Syria: Assad Regime's April Chemical Weapons Attack Was a War Crime, U.N. Says

The Syrian Government of Bashar al-Assad has carried out 20 separate chemical weapons attacks since March 2013 including the attacks on Khan Sheikhoun that killed dozens, the U.N. has said, decrying the April bombing as a war crime.

In a report by the international body's war crimes investigators, released Wednesday, the U.N. has said for the first time that it believes the Syrian regime in Damascus was behind the attacks with the deadly nerve agent sarin earlier this year in rebel-held Idlib province.

Read More: What is Sarin Gas, the Chemical Weapon That Has Killed Over 70 in Syria?

The U.N.'s finding that the attacks, which killed more than 80 civilians, most of them women and children, constitute a war crime has vindicated the U.S. and its allies. A U.S. intelligence report in the immediate aftermath of the attack indicated that the sarin gas was dropped on Khan Sheikhoun by Syrian government aircraft flying out of Shayrat Airfield.

On the basis of that intelligence and in response to the strikes, on April 6 President Donald Trump approved the launching of 59 cruise missiles targeting Syrian government military installations including the Shayrat Airfield.

A civil defence member breathes through an oxygen mask, after what rescue workers described as a suspected gas attack in the town of Khan Sheikhoun in rebel-held Idlib REUTERS/Ammar Abdullah

The international independent chemical weapons watchdog, the Organisation for Prohibition of Chemical Weapons (OPCW) said in April that it had incontrovertible proof that sarin gas or a similar substance had been released in the Syrian town. However, it is only now that the U.N. has said it believes the Assad regime was behind the attacks.

"Government forces continued the pattern of using chemical weapons against civilians in opposition-held areas. In the gravest incident, the Syrian air force used sarin in Khan Sheikhoun, Idlib, killing dozens, the majority of whom were women and children," the report said.

"Syrian forces attacked Khan Sheikhoun with a sarin bomb at approximately 6:45 a.m. on 4 April, constituting the war crimes of using chemical weapons and indiscriminate attacks in a civilian inhabited area," it added.

The U.N. inspectors said they had documented 25 chemical weapons attacks over the course of the civil war in Syria. Seven were carried out over the period surrounding the Khan Sheikhoun bombing from March to July of this year. The investigators are yet to identify who carried out five earlier attacks.

President Assad has repeatedly denied using chemical weapons against his own people. In an interview with AFP, Assad said his forces could not have been responsible for the strikes because his regime in Damascus had given up all its chemical weapons.

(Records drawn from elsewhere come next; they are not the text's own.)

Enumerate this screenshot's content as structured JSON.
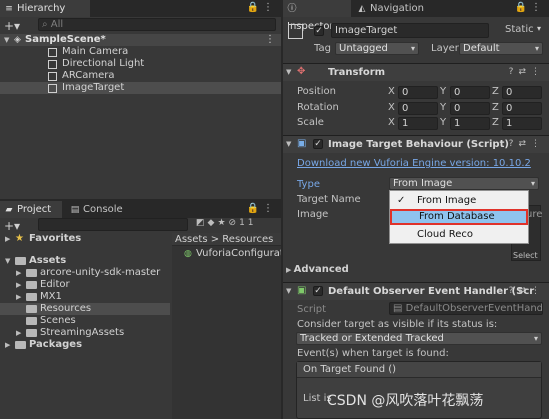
{
  "hierarchy": {
    "tab": "Hierarchy",
    "search_placeholder": "All",
    "scene": "SampleScene*",
    "items": [
      "Main Camera",
      "Directional Light",
      "ARCamera",
      "ImageTarget"
    ]
  },
  "project": {
    "tabs": [
      "Project",
      "Console"
    ],
    "hidden_count": "11",
    "favorites": "Favorites",
    "assets": "Assets",
    "folders": [
      "arcore-unity-sdk-master",
      "Editor",
      "MX1",
      "Resources",
      "Scenes",
      "StreamingAssets"
    ],
    "packages": "Packages",
    "breadcrumb": [
      "Assets",
      "Resources"
    ],
    "files": [
      "VuforiaConfiguration"
    ]
  },
  "inspector": {
    "tabs": [
      "Inspector",
      "Navigation"
    ],
    "object_name": "ImageTarget",
    "static_label": "Static",
    "tag_label": "Tag",
    "tag_value": "Untagged",
    "layer_label": "Layer",
    "layer_value": "Default",
    "transform": {
      "title": "Transform",
      "rows": [
        {
          "label": "Position",
          "x": "0",
          "y": "0",
          "z": "0"
        },
        {
          "label": "Rotation",
          "x": "0",
          "y": "0",
          "z": "0"
        },
        {
          "label": "Scale",
          "x": "1",
          "y": "1",
          "z": "1"
        }
      ],
      "axis": [
        "X",
        "Y",
        "Z"
      ]
    },
    "image_target": {
      "title": "Image Target Behaviour (Script)",
      "download_link": "Download new Vuforia Engine version: 10.10.2",
      "type_label": "Type",
      "type_value": "From Image",
      "target_name_label": "Target Name",
      "image_label": "Image",
      "ure_fragment": "ure",
      "select_label": "Select",
      "dropdown_options": [
        "From Image",
        "From Database",
        "Cloud Reco"
      ],
      "selected_option": "From Image",
      "highlighted_option": "From Database"
    },
    "advanced": "Advanced",
    "observer": {
      "title": "Default Observer Event Handler (Scr",
      "script_label": "Script",
      "script_value": "DefaultObserverEventHandle",
      "consider_text": "Consider target as visible if its status is:",
      "status_value": "Tracked or Extended Tracked",
      "event_text": "Event(s) when target is found:",
      "on_found": "On Target Found ()",
      "list_fragment": "List is"
    }
  },
  "watermark": "CSDN @风吹落叶花飘荡",
  "colors": {
    "link": "#78a7e6",
    "highlight_border": "#e0322a",
    "selected_row": "#2c5d87"
  }
}
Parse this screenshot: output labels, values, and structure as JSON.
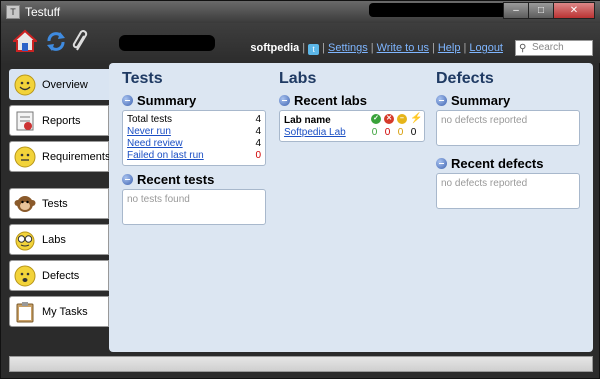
{
  "window": {
    "title": "Testuff",
    "controls": [
      "–",
      "□",
      "✕"
    ]
  },
  "topbar": {
    "username": "softpedia",
    "links": [
      "Settings",
      "Write to us",
      "Help",
      "Logout"
    ],
    "search_placeholder": "Search"
  },
  "sidebar": {
    "items": [
      {
        "label": "Overview",
        "icon": "smiley-icon"
      },
      {
        "label": "Reports",
        "icon": "report-icon"
      },
      {
        "label": "Requirements",
        "icon": "smiley-icon"
      },
      {
        "label": "Tests",
        "icon": "monkey-icon"
      },
      {
        "label": "Labs",
        "icon": "glasses-icon"
      },
      {
        "label": "Defects",
        "icon": "bug-icon"
      },
      {
        "label": "My Tasks",
        "icon": "clipboard-icon"
      }
    ]
  },
  "tests": {
    "heading": "Tests",
    "summary_title": "Summary",
    "summary": [
      {
        "label": "Total tests",
        "value": "4",
        "link": false
      },
      {
        "label": "Never run",
        "value": "4",
        "link": true
      },
      {
        "label": "Need review",
        "value": "4",
        "link": true
      },
      {
        "label": "Failed on last run",
        "value": "0",
        "link": true
      }
    ],
    "recent_title": "Recent tests",
    "recent_empty": "no tests found"
  },
  "labs": {
    "heading": "Labs",
    "recent_title": "Recent labs",
    "column_label": "Lab name",
    "rows": [
      {
        "name": "Softpedia Lab",
        "passed": "0",
        "failed": "0",
        "blocked": "0",
        "other": "0"
      }
    ]
  },
  "defects": {
    "heading": "Defects",
    "summary_title": "Summary",
    "summary_empty": "no defects reported",
    "recent_title": "Recent defects",
    "recent_empty": "no defects reported"
  },
  "colors": {
    "heading": "#1f3a63",
    "link": "#1b4fc4",
    "panel": "#dce6f2",
    "failed": "#d00000"
  }
}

The Syrian leader was referring to a 2014 deal in which his government agreed to surrender stockpiles of chemical weapons to U.N. inspectors. The arrangement was brokered by Russia after 1,300 people were killed in the Damascus suburb of Ghouta in a separate sarin gas attack.

The U.N. has now said the Syrian government has contravened the 2013 resolution that established the deal. Its investigators have also refuted claims that Syrian forces hit a rebel depot containing sarin gas, dispersing it accidentally during the Khan Sheikhoun attacks.